The problem, and corresponding opportunity, is that Quebec utilizes 35% of available maple trees whereas the U.S., with 2 billion potential taps, only has a utilization rate of .38%. Given that we are currently importing 4 times as much maple syrup as we produce—there is a tremendous market opportunity presenting itself.

New York is particularly well suited to benefit from the Maple TAP Act given that we currently utilize about only 0.50% of maple trees and have the highest total potential taps of any maple producing state at approximately 300 million.

Maple

 Source of data and graph: Cornell University paper, Background Information and Justification for Reintroducing the Maple Tapping Access Program Act as part of the new Federal Stimulus Package.

With an available 300 million taps, there is a tremendous market opportunity in New York State alone. Indeed, if New York even utilizes a third of its available maple taps, the resulting economic impact would be tens of millions of dollars to farmers and the upstate economy.

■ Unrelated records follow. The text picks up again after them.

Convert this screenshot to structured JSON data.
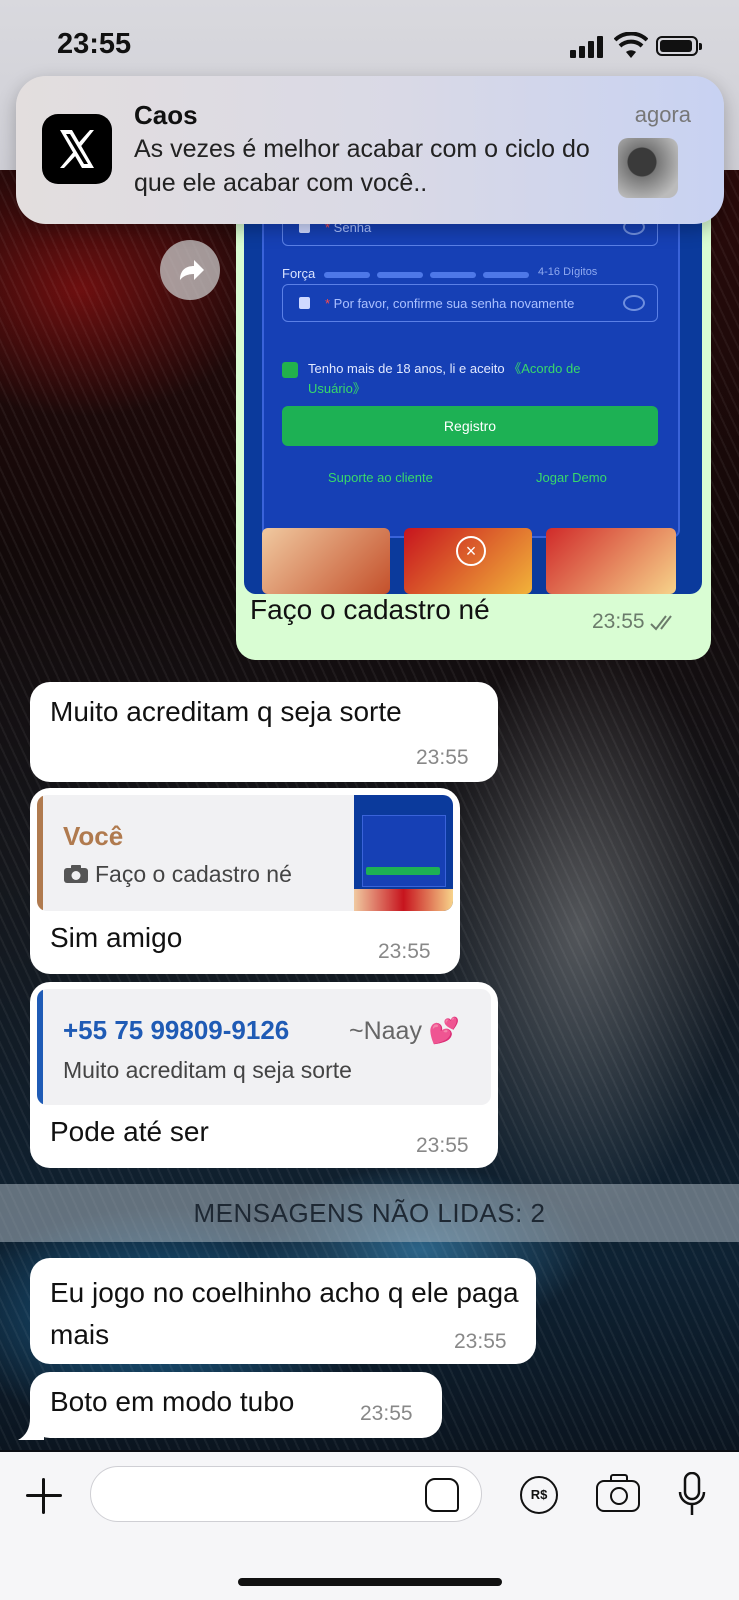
{
  "status_bar": {
    "time": "23:55"
  },
  "notification": {
    "app_icon": "x-logo-icon",
    "title": "Caos",
    "time": "agora",
    "body": "As vezes é melhor acabar com o ciclo do que ele acabar com você.."
  },
  "screenshot_preview": {
    "password_placeholder": "Senha",
    "strength_label": "Força",
    "strength_hint": "4-16 Dígitos",
    "confirm_placeholder": "Por favor, confirme sua senha novamente",
    "accept_text": "Tenho mais de 18 anos, li e aceito",
    "accept_link": "《Acordo de Usuário》",
    "register_button": "Registro",
    "support_link": "Suporte ao cliente",
    "demo_link": "Jogar Demo"
  },
  "messages": [
    {
      "type": "outgoing_image",
      "caption": "Faço o cadastro né",
      "time": "23:55",
      "status": "read"
    },
    {
      "type": "incoming",
      "text": "Muito acreditam q seja sorte",
      "time": "23:55"
    },
    {
      "type": "incoming_reply",
      "quoted_name": "Você",
      "quoted_text": "Faço o cadastro né",
      "text": "Sim amigo",
      "time": "23:55"
    },
    {
      "type": "incoming_reply",
      "quoted_name": "+55 75 99809-9126",
      "quoted_alias": "~Naay 💕",
      "quoted_text": "Muito acreditam q seja sorte",
      "text": "Pode até ser",
      "time": "23:55"
    },
    {
      "type": "incoming",
      "text": "Eu jogo no coelhinho acho q ele paga mais",
      "time": "23:55"
    },
    {
      "type": "incoming",
      "text": "Boto em modo tubo",
      "time": "23:55"
    }
  ],
  "unread_divider": "MENSAGENS NÃO LIDAS: 2",
  "composer": {
    "value": ""
  },
  "colors": {
    "outgoing_bubble": "#d9fdd3",
    "incoming_bubble": "#ffffff",
    "quote_you": "#b07a4e",
    "quote_other": "#1f5bb5"
  }
}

According to U.S. Senator Charles Schumer’s office, the sponsor of the Maple TAP Act, the potential economic impact to upstate New York breaks down as follows:

  • In the North Country, the epicenter of New York’s maple industry, there are 70 million potential new taps, and the TAP Act could help bring in an additional $19 million in revenue per year.
  • In the Capital Region, there are 34.8 million potential new taps, and the TAP Act could help bring in an additional $10 million in revenue per year.
  • In the Western New York, there are 21.1 million potential new taps, and the TAP Act could help bring in an additional $6 million in revenue per year.
  • In the Rochester-Finger Lakes Region, there are 11.6 million potential new taps, and the TAP Act could help bring in an additional $3 million in revenue per year.
  • In the Southern Tier, there are 70.8 million potential new taps, and the TAP Act could help bring in an additional $22 million in revenue per year.
  • In Central New York, there are 45.5 million potential new taps, and the TAP Act could help bring in an additional $13 million in revenue per year.
  • In the Hudson Valley, there are 26.8 million potential new taps, and the TAP Act could help bring in an additional $8.7 million in revenue per year.

So where can this funding be used most effectively? Anecdotally, if you talk to current producers the biggest barrier to further production is access to land. Landowners, many of which are concerned that tapping their trees will compromise the quality of timber intended be subsequently harvested and sold, are hesitant to lease their properties to maple producers. New York State could, and quite frankly should, propose funding through the Maple TAP Act to encourage landowners to lease property to maple producers and increase access to these trees. Furthermore, focus should likewise be given to encouraging research, development and commercialization of new products from maple sap and syrup.